The push to implement Open Access (OA) as the new standard for academic research dissemination is creating very real pressures on academic journals. In Canada, the Social Science and Humanities Research Council (SSHRC) recently adopted a policy requiring that journals applying for its Aid to Scholarly Journals (ASJ) grant make their scholarly content freely accessible after no more than a 12-month delay. For journals such as the Canadian Journal of Political Science (CJPS) that not only publish high-quality, peer-reviewed articles to a specialized audience but also support the work of scholarly associations through the revenues they generate, the push to move to OA comes with a number of challenges. The Canadian Political Science Association (CPSA) and the Société québécoise de science politique (SQSP) established a committee to chart the best course of action for the CJPS in light of this changing landscape. This article summarizes the key findings of the committee and underscores some of the challenges of OA for journals with a profile similar to the CJPS, as well as for the broader research ecosystem that they support.

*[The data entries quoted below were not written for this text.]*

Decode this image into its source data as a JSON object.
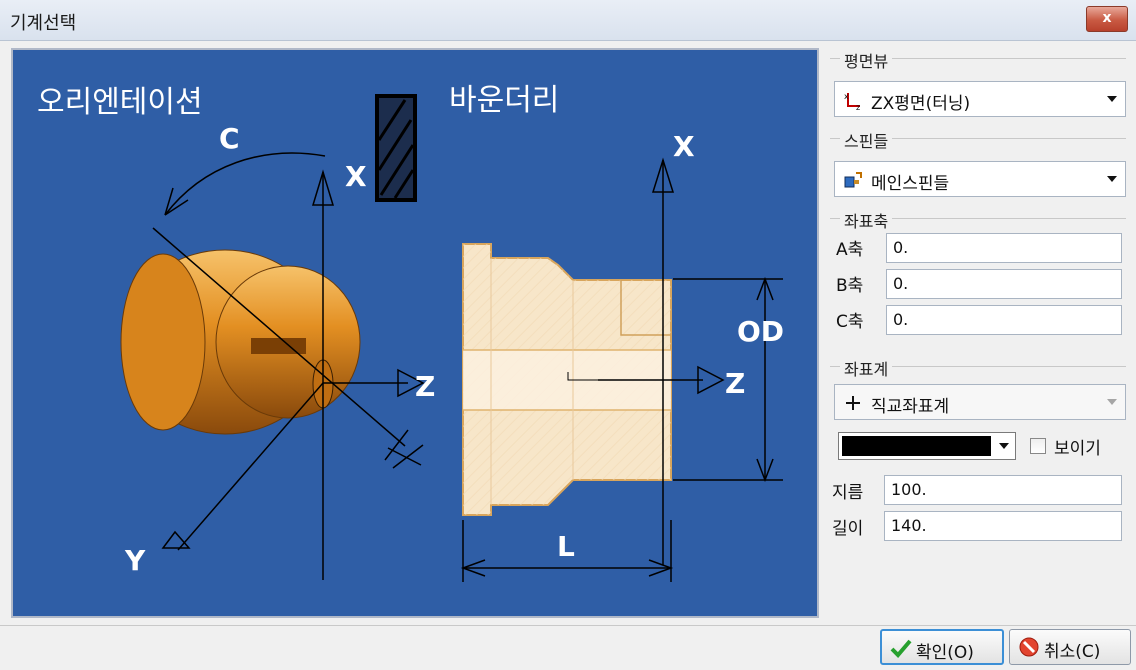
{
  "window": {
    "title": "기계선택",
    "close_label": "x"
  },
  "preview": {
    "orientation_label": "오리엔테이션",
    "boundary_label": "바운더리",
    "axis_c": "C",
    "axis_x_left": "X",
    "axis_z_left": "Z",
    "axis_y": "Y",
    "axis_x_right": "X",
    "axis_z_right": "Z",
    "dim_od": "OD",
    "dim_l": "L"
  },
  "plane_view": {
    "header": "평면뷰",
    "value": "ZX평면(터닝)",
    "icon": "zx-axis-icon"
  },
  "spindle": {
    "header": "스핀들",
    "value": "메인스핀들",
    "icon": "spindle-icon"
  },
  "axes": {
    "header": "좌표축",
    "a_label": "A축",
    "a_value": "0.",
    "b_label": "B축",
    "b_value": "0.",
    "c_label": "C축",
    "c_value": "0."
  },
  "coord_system": {
    "header": "좌표계",
    "value": "직교좌표계",
    "icon": "crosshair-icon",
    "color": "#000000",
    "show_label": "보이기",
    "show_checked": false,
    "diameter_label": "지름",
    "diameter_value": "100.",
    "length_label": "길이",
    "length_value": "140."
  },
  "buttons": {
    "ok": "확인(O)",
    "cancel": "취소(C)"
  }
}
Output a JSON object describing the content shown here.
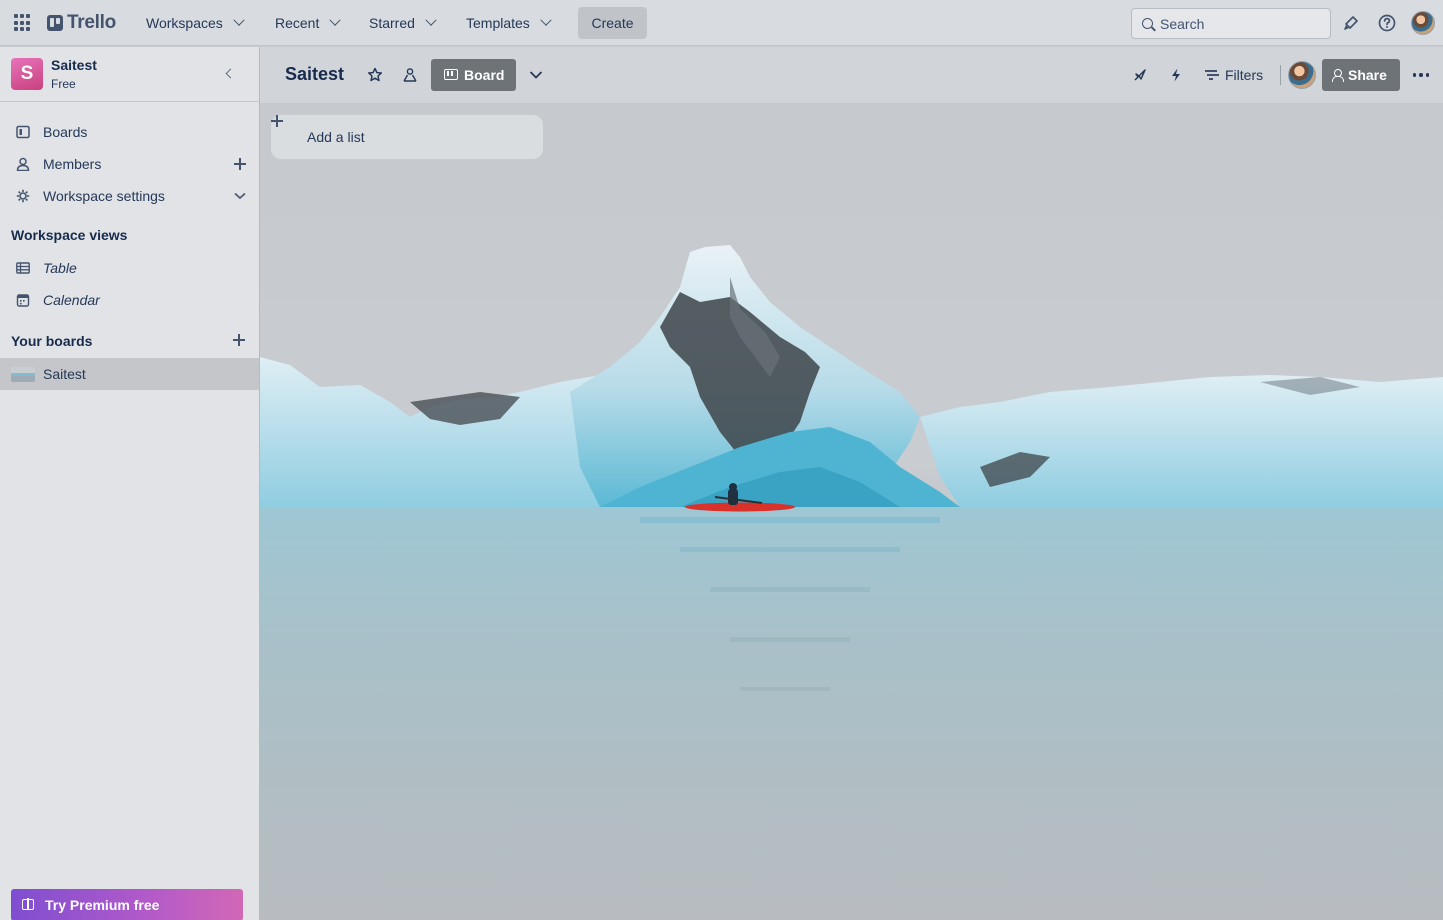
{
  "topnav": {
    "logo_text": "Trello",
    "menus": [
      "Workspaces",
      "Recent",
      "Starred",
      "Templates"
    ],
    "create_label": "Create",
    "search_placeholder": "Search"
  },
  "sidebar": {
    "workspace_name": "Saitest",
    "workspace_initial": "S",
    "workspace_plan": "Free",
    "items": [
      {
        "label": "Boards"
      },
      {
        "label": "Members"
      },
      {
        "label": "Workspace settings"
      }
    ],
    "views_title": "Workspace views",
    "views": [
      {
        "label": "Table"
      },
      {
        "label": "Calendar"
      }
    ],
    "boards_title": "Your boards",
    "boards": [
      {
        "label": "Saitest"
      }
    ],
    "premium_label": "Try Premium free"
  },
  "board": {
    "title": "Saitest",
    "view_label": "Board",
    "filters_label": "Filters",
    "share_label": "Share",
    "add_list_label": "Add a list"
  },
  "colors": {
    "workspace_badge": "#d9549c",
    "view_button": "#6e7378",
    "premium_gradient_start": "#7f4ed0",
    "premium_gradient_end": "#d268b5",
    "kayak": "#d8322b"
  }
}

This chapter explored the idea of leveraging property rights to enable either better decision making by stakeholders, usually by changing the ex ante information and incentives, or by re-allocating rights as originally suggested by Coase. We explored Hardin’s (in)famous ‘Tragedy of the Commons,’ from the economic perspectives of rivalry (aka subtractability) and excludability. We explored the impacts of observing the three states of rivalrous, non-rivalrous, and anti-rivalrous against both excludable and non-excludable, yielding six types of goods or services. Traditional property concepts, such as rules of first capture or first mover, could lead to inefficient use of resources. Demsetz's theory is that property rights could emerge, sua sponte, internalising externalities that follow from open access; that property rights enable communities to re-balance the impacts of Pigou’s externalities. Demsetz’s theory does not necessarily imply the establishment of private property rights. Again, the issues of rivalry and excludability came into view. Cooter and Ulen advocated that if property rights could be granted for various natural resources, including wildlife, it would benefit the efforts to protect and conserve those resources.